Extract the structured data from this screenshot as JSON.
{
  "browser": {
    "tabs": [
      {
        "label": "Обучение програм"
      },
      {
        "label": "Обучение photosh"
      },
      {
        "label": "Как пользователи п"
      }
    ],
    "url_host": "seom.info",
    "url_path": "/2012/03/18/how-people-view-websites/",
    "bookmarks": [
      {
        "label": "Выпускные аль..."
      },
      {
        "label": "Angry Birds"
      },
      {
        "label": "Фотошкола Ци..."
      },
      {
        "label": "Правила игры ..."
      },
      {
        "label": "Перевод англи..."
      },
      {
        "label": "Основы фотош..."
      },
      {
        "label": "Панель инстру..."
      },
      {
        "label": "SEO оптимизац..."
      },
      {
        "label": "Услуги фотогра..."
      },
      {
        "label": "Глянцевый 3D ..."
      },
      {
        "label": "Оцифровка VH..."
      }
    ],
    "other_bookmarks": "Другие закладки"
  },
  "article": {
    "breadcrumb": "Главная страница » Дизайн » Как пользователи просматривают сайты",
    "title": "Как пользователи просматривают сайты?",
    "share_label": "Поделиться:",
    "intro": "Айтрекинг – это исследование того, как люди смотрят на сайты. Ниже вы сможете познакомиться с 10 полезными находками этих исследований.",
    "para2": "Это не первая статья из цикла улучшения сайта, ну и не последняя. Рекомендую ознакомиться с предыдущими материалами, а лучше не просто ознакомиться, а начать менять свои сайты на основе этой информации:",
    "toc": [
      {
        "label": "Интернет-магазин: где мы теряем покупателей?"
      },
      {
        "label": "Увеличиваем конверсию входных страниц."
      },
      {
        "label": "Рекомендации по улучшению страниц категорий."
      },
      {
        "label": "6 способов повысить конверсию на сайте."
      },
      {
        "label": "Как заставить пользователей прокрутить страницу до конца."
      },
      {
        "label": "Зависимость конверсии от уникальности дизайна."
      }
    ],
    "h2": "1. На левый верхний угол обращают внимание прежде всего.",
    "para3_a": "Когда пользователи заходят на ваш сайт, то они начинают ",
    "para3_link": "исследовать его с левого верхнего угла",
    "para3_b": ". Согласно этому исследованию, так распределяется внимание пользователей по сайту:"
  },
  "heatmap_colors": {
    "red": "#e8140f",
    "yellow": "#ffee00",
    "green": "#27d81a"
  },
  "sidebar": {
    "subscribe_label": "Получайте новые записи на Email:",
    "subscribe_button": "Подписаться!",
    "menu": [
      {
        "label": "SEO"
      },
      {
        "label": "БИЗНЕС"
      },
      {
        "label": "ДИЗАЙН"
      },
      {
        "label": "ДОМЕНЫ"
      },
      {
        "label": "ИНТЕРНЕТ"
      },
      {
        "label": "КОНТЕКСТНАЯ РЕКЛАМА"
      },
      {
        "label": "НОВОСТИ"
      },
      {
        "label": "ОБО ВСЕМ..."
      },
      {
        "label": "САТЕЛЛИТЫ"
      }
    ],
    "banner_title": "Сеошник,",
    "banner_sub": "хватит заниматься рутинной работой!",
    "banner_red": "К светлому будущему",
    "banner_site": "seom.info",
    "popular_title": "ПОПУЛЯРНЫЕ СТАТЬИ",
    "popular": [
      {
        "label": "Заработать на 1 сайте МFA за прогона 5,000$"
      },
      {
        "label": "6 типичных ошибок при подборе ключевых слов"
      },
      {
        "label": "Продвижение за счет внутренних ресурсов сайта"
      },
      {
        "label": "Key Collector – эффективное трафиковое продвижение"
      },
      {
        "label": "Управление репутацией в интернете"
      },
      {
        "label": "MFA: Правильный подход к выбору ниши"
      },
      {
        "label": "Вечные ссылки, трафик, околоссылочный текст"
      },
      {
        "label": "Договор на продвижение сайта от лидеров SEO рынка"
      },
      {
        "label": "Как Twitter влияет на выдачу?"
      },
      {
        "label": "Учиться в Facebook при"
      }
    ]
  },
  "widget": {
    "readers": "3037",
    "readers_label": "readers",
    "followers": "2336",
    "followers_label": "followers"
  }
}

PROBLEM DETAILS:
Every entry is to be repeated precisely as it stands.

ANSWER TO THIS PROBLEM:
Extract the structured data from this screenshot as JSON.
{
  "browser": {
    "tabs": [
      {
        "label": "Обучение програм"
      },
      {
        "label": "Обучение photosh"
      },
      {
        "label": "Как пользователи п"
      }
    ],
    "url_host": "seom.info",
    "url_path": "/2012/03/18/how-people-view-websites/",
    "bookmarks": [
      {
        "label": "Выпускные аль..."
      },
      {
        "label": "Angry Birds"
      },
      {
        "label": "Фотошкола Ци..."
      },
      {
        "label": "Правила игры ..."
      },
      {
        "label": "Перевод англи..."
      },
      {
        "label": "Основы фотош..."
      },
      {
        "label": "Панель инстру..."
      },
      {
        "label": "SEO оптимизац..."
      },
      {
        "label": "Услуги фотогра..."
      },
      {
        "label": "Глянцевый 3D ..."
      },
      {
        "label": "Оцифровка VH..."
      }
    ],
    "other_bookmarks": "Другие закладки"
  },
  "article": {
    "breadcrumb": "Главная страница » Дизайн » Как пользователи просматривают сайты",
    "title": "Как пользователи просматривают сайты?",
    "share_label": "Поделиться:",
    "intro": "Айтрекинг – это исследование того, как люди смотрят на сайты. Ниже вы сможете познакомиться с 10 полезными находками этих исследований.",
    "para2": "Это не первая статья из цикла улучшения сайта, ну и не последняя. Рекомендую ознакомиться с предыдущими материалами, а лучше не просто ознакомиться, а начать менять свои сайты на основе этой информации:",
    "toc": [
      {
        "label": "Интернет-магазин: где мы теряем покупателей?"
      },
      {
        "label": "Увеличиваем конверсию входных страниц."
      },
      {
        "label": "Рекомендации по улучшению страниц категорий."
      },
      {
        "label": "6 способов повысить конверсию на сайте."
      },
      {
        "label": "Как заставить пользователей прокрутить страницу до конца."
      },
      {
        "label": "Зависимость конверсии от уникальности дизайна."
      }
    ],
    "h2": "1. На левый верхний угол обращают внимание прежде всего.",
    "para3_a": "Когда пользователи заходят на ваш сайт, то они начинают ",
    "para3_link": "исследовать его с левого верхнего угла",
    "para3_b": ". Согласно этому исследованию, так распределяется внимание пользователей по сайту:"
  },
  "heatmap_colors": {
    "red": "#e8140f",
    "yellow": "#ffee00",
    "green": "#27d81a"
  },
  "sidebar": {
    "subscribe_label": "Получайте новые записи на Email:",
    "subscribe_button": "Подписаться!",
    "menu": [
      {
        "label": "SEO"
      },
      {
        "label": "БИЗНЕС"
      },
      {
        "label": "ДИЗАЙН"
      },
      {
        "label": "ДОМЕНЫ"
      },
      {
        "label": "ИНТЕРНЕТ"
      },
      {
        "label": "КОНТЕКСТНАЯ РЕКЛАМА"
      },
      {
        "label": "НОВОСТИ"
      },
      {
        "label": "ОБО ВСЕМ..."
      },
      {
        "label": "САТЕЛЛИТЫ"
      }
    ],
    "banner_title": "Сеошник,",
    "banner_sub": "хватит заниматься рутинной работой!",
    "banner_red": "К светлому будущему",
    "banner_site": "seom.info",
    "popular_title": "ПОПУЛЯРНЫЕ СТАТЬИ",
    "popular": [
      {
        "label": "Заработать на 1 сайте МFA за прогона 5,000$"
      },
      {
        "label": "6 типичных ошибок при подборе ключевых слов"
      },
      {
        "label": "Продвижение за счет внутренних ресурсов сайта"
      },
      {
        "label": "Key Collector – эффективное трафиковое продвижение"
      },
      {
        "label": "Управление репутацией в интернете"
      },
      {
        "label": "MFA: Правильный подход к выбору ниши"
      },
      {
        "label": "Вечные ссылки, трафик, околоссылочный текст"
      },
      {
        "label": "Договор на продвижение сайта от лидеров SEO рынка"
      },
      {
        "label": "Как Twitter влияет на выдачу?"
      },
      {
        "label": "Учиться в Facebook при"
      }
    ]
  },
  "widget": {
    "readers": "3037",
    "readers_label": "readers",
    "followers": "2336",
    "followers_label": "followers"
  }
}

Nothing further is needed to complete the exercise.